My mom and I planted flowers at our relatives’ graves today. We do this every year around Memorial Day to honor family. I can’t always say I’ve gotten a lot out of the experience, to be honest. Going to the cemetery where my dad and paternal grandfather are buried draws forth emotion, but the rest of the relatives passed away long before I was born..before my parents were even married. Some of them are so rarely spoken of. I’ve heard stories here and there, but I never knew them and my interest in their lives feels like a detached interest.
Would I feel a deeper connection to my ancestry if I were a biological child? If my dad’s ancestors back in Wales ever imagined what their future generations would be like, I’m fairly certain they wouldn’t have pictured a Korean baby being attached to the family tree! When I think of ancestry, my mind drifts not to Wales or my mom’s German roots, but to Korea. There, I feel, is where my history lies, even if I left at six months and have never sought out birth family. There are people living in Korea who share my blood, who share physical traits, maybe even personality traits. We may not know each other, but generations eventually led to them and to me. In that way, I feel we are connected. To think of them makes the reality of what is happening between North and South even harder to face. How many ancestors already died in this civil conflict? And what, exactly, is in store for the living? I know these people even less than the ones whose graves I rinsed off with water today, yet something draws me more strongly to them..

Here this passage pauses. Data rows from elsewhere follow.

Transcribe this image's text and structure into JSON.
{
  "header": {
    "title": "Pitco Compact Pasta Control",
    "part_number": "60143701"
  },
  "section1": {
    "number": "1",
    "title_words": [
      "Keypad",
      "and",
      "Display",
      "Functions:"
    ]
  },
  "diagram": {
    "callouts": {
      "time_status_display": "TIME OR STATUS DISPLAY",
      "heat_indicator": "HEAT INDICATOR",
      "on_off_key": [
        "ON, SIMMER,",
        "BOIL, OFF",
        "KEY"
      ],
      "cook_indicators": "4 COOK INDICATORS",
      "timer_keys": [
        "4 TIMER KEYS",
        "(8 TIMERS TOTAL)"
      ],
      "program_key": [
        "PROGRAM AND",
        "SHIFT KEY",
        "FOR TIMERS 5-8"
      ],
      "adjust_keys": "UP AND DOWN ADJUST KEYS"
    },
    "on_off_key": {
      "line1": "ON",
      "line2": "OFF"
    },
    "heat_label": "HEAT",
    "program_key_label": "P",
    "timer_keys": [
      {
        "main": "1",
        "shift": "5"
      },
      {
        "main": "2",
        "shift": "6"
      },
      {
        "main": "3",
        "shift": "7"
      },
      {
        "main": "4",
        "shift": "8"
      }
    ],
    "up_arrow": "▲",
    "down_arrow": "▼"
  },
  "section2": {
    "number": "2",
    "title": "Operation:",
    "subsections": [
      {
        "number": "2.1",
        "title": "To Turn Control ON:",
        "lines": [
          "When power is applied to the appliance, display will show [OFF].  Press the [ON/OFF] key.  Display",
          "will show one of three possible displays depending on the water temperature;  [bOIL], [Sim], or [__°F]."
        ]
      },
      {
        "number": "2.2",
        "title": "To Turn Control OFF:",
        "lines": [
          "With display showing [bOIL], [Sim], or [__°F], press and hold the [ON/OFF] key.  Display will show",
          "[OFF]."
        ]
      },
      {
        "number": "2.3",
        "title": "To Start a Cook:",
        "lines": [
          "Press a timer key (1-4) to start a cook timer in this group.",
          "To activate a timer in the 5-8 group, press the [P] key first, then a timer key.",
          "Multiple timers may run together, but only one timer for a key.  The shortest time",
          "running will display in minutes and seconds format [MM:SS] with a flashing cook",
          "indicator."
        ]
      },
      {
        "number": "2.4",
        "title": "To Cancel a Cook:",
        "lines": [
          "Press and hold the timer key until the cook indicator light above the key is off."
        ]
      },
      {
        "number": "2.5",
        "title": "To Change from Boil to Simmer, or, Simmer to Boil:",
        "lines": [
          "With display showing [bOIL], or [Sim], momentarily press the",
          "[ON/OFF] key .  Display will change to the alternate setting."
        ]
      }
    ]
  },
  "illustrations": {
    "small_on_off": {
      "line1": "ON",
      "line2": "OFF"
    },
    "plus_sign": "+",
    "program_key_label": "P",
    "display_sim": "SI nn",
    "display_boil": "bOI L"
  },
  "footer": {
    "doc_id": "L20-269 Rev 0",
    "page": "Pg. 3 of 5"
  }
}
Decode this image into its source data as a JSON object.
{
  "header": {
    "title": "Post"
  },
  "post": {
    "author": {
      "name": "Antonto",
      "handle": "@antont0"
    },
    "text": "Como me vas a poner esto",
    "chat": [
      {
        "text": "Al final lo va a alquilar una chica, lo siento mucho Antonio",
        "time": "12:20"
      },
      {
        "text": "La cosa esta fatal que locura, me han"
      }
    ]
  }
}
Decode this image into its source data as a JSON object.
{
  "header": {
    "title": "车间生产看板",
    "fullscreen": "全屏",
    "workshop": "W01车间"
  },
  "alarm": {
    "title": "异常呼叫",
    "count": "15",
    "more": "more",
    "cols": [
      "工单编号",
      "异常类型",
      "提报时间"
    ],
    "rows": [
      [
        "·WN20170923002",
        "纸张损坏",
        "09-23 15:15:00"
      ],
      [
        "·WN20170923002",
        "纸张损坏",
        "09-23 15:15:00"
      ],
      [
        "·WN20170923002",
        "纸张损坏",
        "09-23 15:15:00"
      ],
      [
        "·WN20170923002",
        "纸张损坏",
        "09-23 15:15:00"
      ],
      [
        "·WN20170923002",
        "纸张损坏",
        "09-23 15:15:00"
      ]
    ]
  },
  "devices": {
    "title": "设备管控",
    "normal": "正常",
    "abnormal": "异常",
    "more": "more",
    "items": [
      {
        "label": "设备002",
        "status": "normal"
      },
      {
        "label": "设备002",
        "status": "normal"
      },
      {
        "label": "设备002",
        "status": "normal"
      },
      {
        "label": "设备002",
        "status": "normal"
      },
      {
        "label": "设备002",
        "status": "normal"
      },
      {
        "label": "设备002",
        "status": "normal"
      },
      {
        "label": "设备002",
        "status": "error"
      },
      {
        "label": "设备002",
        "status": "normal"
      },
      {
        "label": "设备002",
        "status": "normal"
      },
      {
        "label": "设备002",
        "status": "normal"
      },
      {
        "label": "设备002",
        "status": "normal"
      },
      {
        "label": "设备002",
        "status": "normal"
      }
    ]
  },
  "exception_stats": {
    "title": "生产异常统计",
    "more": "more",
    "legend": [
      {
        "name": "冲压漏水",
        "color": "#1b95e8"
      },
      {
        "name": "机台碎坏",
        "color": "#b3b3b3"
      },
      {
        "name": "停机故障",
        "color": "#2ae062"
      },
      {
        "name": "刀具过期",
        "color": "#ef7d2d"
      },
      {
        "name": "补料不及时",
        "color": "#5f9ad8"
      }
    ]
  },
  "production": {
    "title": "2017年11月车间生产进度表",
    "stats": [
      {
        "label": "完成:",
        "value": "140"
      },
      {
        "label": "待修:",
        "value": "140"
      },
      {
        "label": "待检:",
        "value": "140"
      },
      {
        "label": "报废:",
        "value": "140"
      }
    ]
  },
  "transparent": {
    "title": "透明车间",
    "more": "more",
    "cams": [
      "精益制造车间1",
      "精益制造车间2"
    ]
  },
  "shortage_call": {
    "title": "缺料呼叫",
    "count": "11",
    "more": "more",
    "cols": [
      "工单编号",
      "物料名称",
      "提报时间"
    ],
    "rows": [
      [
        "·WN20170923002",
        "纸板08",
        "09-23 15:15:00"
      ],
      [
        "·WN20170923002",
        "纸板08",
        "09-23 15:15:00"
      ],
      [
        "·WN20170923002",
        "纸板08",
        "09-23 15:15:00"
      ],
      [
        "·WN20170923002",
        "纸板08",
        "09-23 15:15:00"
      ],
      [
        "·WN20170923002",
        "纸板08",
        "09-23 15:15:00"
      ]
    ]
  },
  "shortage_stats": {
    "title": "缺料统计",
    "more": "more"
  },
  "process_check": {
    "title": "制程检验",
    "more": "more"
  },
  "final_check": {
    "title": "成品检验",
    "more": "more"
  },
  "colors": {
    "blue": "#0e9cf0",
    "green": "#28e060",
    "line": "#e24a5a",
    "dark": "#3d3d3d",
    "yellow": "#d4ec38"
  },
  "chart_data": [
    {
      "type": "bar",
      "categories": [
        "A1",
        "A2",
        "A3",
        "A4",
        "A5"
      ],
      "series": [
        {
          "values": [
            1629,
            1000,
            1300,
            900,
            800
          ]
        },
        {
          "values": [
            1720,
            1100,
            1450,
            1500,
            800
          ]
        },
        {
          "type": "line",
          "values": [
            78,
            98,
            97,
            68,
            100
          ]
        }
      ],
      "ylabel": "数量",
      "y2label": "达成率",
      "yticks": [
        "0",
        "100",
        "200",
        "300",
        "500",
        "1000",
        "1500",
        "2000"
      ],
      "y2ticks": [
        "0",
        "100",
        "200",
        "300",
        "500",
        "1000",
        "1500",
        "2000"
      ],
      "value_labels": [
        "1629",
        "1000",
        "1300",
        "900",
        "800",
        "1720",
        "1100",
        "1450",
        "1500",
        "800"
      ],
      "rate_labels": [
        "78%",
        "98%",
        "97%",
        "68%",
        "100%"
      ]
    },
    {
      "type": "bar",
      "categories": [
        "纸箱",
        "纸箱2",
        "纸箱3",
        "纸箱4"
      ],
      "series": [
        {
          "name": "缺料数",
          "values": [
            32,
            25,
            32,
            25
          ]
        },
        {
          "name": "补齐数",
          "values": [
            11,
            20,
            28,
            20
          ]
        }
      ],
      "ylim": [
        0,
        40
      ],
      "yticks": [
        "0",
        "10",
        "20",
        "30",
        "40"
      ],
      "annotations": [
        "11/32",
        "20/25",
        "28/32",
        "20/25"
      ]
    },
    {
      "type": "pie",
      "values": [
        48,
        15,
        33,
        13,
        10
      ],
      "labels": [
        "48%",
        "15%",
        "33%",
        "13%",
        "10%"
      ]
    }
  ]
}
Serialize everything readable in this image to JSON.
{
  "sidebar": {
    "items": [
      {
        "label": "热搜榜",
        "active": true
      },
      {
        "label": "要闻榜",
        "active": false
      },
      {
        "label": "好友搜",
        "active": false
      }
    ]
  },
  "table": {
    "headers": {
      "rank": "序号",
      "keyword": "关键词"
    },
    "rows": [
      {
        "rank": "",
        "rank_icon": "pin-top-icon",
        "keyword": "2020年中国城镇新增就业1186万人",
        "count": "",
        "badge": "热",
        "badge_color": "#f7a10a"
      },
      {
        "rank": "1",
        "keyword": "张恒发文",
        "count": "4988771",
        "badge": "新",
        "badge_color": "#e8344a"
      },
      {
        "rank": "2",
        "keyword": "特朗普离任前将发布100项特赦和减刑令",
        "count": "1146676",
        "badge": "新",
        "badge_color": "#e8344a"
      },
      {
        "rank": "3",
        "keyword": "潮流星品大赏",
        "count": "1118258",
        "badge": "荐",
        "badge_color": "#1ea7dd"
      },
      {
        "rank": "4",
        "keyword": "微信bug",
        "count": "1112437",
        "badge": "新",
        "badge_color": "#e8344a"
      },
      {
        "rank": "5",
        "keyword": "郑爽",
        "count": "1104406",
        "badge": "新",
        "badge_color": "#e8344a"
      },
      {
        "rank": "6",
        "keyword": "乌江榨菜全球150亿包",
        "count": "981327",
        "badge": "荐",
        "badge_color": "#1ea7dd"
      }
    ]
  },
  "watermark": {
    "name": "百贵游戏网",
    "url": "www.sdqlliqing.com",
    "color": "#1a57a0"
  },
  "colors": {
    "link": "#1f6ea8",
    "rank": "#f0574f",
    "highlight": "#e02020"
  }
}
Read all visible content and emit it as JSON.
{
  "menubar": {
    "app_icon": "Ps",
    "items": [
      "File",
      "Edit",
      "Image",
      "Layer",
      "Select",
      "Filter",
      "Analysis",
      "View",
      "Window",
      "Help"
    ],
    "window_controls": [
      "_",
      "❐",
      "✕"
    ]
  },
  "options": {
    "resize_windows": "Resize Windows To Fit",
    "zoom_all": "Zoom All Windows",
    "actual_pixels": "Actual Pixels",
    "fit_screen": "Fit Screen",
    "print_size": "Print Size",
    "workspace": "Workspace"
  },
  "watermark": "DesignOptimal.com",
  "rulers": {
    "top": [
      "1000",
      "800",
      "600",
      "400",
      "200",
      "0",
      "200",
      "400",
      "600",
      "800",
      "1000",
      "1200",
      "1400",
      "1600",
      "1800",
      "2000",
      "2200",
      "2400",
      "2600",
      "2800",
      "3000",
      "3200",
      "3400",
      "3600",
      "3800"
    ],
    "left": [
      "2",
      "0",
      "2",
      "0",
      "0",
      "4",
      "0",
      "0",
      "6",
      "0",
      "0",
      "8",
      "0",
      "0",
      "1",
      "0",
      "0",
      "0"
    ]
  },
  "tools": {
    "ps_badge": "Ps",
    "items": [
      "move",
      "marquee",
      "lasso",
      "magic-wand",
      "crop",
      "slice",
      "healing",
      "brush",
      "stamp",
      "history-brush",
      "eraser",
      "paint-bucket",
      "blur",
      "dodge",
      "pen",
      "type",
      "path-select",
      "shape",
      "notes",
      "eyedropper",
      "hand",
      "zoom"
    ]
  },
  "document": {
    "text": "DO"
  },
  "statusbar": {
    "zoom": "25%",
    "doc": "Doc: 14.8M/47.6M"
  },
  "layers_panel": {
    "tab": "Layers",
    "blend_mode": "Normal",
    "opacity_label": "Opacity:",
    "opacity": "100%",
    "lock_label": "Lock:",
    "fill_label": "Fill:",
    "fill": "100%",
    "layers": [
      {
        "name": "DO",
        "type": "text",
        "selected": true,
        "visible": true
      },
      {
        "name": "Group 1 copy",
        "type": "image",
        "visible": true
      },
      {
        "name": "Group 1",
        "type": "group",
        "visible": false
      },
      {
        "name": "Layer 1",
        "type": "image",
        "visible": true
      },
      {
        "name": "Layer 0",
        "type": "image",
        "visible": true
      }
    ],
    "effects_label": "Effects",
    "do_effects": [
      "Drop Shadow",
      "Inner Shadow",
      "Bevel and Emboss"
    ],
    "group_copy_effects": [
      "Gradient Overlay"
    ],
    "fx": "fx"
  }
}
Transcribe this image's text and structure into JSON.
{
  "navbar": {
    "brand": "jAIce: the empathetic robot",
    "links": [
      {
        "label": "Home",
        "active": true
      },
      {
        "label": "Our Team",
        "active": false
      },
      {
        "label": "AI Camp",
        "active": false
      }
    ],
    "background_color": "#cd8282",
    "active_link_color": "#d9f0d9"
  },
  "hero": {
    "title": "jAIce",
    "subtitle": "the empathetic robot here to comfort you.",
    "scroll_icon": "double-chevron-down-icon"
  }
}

In the midst of this confusion, one thing remains true: I love my family with all my heart. I genuinely appreciate hearing stories of their ancestors. After all, the people I love so much wouldn't be in my life without the generations that came before! But I feel as though I will never be able to claim these ancestors as my own. Still, I am glad for this ritual of remembrance to share with my mom, even if she is the only one of us who can remember.